In this blog, I want to share a (less obvious) way in which the recently released AppSense Insight V10 can be used to solve a potential security problem.

If this is the first time you’ve heard of Insight, you can find out more and request a demo here

Most people are aware of the importance of the timely installation of security updates as part of a security threat mitigation strategy. Microsoft’s regular Security Intelligence reports (in addition to other vendors and sources) provide demographic statistics of exploited vulnerabilities throughout the series which re-enforce this message.

Enterprises are generally well on top of patch management, with tools and policies available for pushing out and reporting on the successful installation of updates.

One often overlooked factor which may be crucial to mitigating the vulnerability addressed by a patch, is whether the endpoint was subsequently rebooted to complete the installation of the update.

According to this Microsoft TechNet article, evidence collected from Windows Server 2008 showed that statistically 10% of updates did not require a reboot to take effect, 10% were kernel updates that did require a reboot, and the remaining 80% required a subsequent reboot if components to be updated were running at the time of installation in order to complete successfully.
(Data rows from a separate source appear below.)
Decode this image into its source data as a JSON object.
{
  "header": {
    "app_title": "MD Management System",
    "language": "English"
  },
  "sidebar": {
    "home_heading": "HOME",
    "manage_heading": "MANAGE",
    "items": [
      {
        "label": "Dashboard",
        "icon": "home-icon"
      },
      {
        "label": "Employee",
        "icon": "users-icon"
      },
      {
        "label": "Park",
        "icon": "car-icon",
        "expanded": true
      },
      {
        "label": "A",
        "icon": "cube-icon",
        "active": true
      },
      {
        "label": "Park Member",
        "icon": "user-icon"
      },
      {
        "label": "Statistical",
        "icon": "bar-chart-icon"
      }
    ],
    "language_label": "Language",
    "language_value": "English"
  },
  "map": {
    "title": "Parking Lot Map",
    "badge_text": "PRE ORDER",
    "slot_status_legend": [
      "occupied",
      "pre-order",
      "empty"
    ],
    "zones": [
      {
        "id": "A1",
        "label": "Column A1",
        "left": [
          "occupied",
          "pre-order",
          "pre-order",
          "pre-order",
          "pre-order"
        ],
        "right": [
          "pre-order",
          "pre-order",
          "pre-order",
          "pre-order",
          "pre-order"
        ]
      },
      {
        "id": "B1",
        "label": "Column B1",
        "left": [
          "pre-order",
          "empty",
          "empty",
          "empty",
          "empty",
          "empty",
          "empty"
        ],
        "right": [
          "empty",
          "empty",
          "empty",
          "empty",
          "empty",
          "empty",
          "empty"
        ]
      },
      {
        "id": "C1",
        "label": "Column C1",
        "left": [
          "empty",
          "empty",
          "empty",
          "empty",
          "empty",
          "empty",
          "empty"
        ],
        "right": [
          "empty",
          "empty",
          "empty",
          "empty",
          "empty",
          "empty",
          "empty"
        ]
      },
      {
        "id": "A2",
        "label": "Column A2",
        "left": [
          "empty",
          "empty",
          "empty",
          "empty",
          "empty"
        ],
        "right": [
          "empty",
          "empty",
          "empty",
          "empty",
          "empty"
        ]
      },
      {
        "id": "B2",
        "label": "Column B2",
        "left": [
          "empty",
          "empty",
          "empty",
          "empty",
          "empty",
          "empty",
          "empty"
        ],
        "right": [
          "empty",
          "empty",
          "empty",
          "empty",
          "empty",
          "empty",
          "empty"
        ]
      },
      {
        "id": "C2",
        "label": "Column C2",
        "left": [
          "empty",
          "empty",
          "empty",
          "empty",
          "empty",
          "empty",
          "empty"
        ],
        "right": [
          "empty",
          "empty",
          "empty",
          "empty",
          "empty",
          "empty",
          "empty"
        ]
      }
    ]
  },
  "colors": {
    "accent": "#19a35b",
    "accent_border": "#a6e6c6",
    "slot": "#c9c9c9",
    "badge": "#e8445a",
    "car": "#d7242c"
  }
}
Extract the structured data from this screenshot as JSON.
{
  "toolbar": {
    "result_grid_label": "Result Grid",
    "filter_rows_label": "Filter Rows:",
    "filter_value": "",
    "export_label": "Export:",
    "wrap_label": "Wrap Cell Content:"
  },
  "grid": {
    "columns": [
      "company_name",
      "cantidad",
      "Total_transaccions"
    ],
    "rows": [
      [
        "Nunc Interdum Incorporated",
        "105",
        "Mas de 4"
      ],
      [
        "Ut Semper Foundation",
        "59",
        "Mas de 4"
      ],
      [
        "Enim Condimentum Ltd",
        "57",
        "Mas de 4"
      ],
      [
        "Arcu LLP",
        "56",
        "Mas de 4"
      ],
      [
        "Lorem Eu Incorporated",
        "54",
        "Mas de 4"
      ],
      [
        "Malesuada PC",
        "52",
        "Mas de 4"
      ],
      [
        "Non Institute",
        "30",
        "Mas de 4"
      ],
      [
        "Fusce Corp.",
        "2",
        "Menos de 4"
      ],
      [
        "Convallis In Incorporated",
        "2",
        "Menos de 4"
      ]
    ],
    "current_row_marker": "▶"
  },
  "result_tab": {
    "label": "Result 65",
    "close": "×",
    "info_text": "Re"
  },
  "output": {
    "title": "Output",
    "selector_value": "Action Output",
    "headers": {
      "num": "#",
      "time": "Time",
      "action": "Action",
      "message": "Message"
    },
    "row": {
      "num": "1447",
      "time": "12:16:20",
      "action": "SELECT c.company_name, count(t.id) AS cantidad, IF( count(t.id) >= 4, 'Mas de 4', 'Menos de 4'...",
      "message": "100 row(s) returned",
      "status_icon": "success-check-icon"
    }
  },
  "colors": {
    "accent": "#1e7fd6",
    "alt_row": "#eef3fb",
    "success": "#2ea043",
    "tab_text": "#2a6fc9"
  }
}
Group policies to auto-restart endpoints aren’t infallible, where locked processes can override shutdown, or local admins may disable the auto-restart policy.

Combine this with the fact that laptop users, in particular, do not frequently shut down their endpoints – they will often just close the lid so they can pick up where they left off.  It’s therefore not uncommon to see end user Windows devices with very high amounts of uptime.

How do you, as an administrator, keep track of this so that you can intervene if or when you need to ensure that security updates have been correctly installed?

This is where AppSense Insight can help out. In the recently released Version 10 appliance, we have a ‘System Restart by Computer’ report which is an uptime indicator to show how many hours since the last operating system boot.

To access this, log into Insight as your ‘reports’ (or higher) user and select Reports and System Restart under the devices section:

You are then presented with a list of computers from highest to lowest uptime:

This lets you quickly identify potentially vulnerable endpoints so that you can take remedial action (getting those pesky users to reboot!) to ensure they’re fully up to date.

Stay tuned for future blog posts, as I have some further security centric tips and tricks to share. As always, please comment below if you have any questions or feedback.